**ACTIVITY**
Your answer should be the records below, repeated exactly as they stand.

※

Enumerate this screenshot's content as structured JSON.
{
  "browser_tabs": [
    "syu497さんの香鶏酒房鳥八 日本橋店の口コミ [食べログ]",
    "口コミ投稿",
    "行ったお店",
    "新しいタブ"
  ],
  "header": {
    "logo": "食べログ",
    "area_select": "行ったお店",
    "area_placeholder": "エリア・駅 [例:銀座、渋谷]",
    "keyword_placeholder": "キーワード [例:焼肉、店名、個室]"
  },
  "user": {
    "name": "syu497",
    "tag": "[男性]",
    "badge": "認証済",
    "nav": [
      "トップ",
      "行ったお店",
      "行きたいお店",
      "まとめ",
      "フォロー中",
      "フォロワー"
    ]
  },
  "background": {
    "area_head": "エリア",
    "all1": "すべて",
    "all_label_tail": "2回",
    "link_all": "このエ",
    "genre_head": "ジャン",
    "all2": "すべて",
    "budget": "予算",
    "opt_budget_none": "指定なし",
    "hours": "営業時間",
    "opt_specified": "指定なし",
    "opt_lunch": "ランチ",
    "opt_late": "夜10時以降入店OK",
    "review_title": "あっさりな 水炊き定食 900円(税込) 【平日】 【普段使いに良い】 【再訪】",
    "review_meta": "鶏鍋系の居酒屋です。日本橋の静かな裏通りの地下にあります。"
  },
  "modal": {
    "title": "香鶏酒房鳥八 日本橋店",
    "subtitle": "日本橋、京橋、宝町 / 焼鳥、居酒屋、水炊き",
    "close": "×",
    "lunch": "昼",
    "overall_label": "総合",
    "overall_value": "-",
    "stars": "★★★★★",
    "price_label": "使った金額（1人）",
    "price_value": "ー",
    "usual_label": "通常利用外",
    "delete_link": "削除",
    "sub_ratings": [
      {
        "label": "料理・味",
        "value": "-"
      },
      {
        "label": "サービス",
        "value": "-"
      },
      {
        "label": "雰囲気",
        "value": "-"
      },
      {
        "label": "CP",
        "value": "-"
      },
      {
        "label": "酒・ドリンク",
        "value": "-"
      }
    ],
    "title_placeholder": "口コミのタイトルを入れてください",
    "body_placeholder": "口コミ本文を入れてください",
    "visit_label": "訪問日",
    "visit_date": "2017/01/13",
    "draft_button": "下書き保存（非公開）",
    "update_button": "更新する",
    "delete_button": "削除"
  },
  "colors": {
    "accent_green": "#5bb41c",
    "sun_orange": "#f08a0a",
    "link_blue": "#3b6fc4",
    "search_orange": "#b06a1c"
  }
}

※

**ANSWER BOX**
Enumerate this screenshot's content as structured JSON.
{
  "browser_tabs": [
    "syu497さんの香鶏酒房鳥八 日本橋店の口コミ [食べログ]",
    "口コミ投稿",
    "行ったお店",
    "新しいタブ"
  ],
  "header": {
    "logo": "食べログ",
    "area_select": "行ったお店",
    "area_placeholder": "エリア・駅 [例:銀座、渋谷]",
    "keyword_placeholder": "キーワード [例:焼肉、店名、個室]"
  },
  "user": {
    "name": "syu497",
    "tag": "[男性]",
    "badge": "認証済",
    "nav": [
      "トップ",
      "行ったお店",
      "行きたいお店",
      "まとめ",
      "フォロー中",
      "フォロワー"
    ]
  },
  "background": {
    "area_head": "エリア",
    "all1": "すべて",
    "all_label_tail": "2回",
    "link_all": "このエ",
    "genre_head": "ジャン",
    "all2": "すべて",
    "budget": "予算",
    "opt_budget_none": "指定なし",
    "hours": "営業時間",
    "opt_specified": "指定なし",
    "opt_lunch": "ランチ",
    "opt_late": "夜10時以降入店OK",
    "review_title": "あっさりな 水炊き定食 900円(税込) 【平日】 【普段使いに良い】 【再訪】",
    "review_meta": "鶏鍋系の居酒屋です。日本橋の静かな裏通りの地下にあります。"
  },
  "modal": {
    "title": "香鶏酒房鳥八 日本橋店",
    "subtitle": "日本橋、京橋、宝町 / 焼鳥、居酒屋、水炊き",
    "close": "×",
    "lunch": "昼",
    "overall_label": "総合",
    "overall_value": "-",
    "stars": "★★★★★",
    "price_label": "使った金額（1人）",
    "price_value": "ー",
    "usual_label": "通常利用外",
    "delete_link": "削除",
    "sub_ratings": [
      {
        "label": "料理・味",
        "value": "-"
      },
      {
        "label": "サービス",
        "value": "-"
      },
      {
        "label": "雰囲気",
        "value": "-"
      },
      {
        "label": "CP",
        "value": "-"
      },
      {
        "label": "酒・ドリンク",
        "value": "-"
      }
    ],
    "title_placeholder": "口コミのタイトルを入れてください",
    "body_placeholder": "口コミ本文を入れてください",
    "visit_label": "訪問日",
    "visit_date": "2017/01/13",
    "draft_button": "下書き保存（非公開）",
    "update_button": "更新する",
    "delete_button": "削除"
  },
  "colors": {
    "accent_green": "#5bb41c",
    "sun_orange": "#f08a0a",
    "link_blue": "#3b6fc4",
    "search_orange": "#b06a1c"
  }
}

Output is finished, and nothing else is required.